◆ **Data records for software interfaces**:
"""

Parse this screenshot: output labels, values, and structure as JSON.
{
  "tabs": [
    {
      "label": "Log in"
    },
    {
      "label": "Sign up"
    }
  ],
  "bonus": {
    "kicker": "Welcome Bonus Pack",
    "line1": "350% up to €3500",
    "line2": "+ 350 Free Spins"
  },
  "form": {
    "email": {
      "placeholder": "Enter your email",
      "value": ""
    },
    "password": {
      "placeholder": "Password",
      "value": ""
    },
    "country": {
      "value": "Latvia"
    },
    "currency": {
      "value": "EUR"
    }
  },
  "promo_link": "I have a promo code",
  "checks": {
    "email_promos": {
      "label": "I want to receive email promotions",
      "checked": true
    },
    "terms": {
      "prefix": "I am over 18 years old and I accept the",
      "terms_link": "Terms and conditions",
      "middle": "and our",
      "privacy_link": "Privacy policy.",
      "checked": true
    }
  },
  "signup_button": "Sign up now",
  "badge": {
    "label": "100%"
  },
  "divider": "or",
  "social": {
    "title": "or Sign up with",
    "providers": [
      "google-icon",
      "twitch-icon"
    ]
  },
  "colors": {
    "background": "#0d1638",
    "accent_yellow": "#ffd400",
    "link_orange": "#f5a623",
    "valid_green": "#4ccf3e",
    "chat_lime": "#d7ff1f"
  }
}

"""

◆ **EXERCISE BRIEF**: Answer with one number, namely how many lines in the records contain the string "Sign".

◆ **EXPECTED OUTPUT**: 3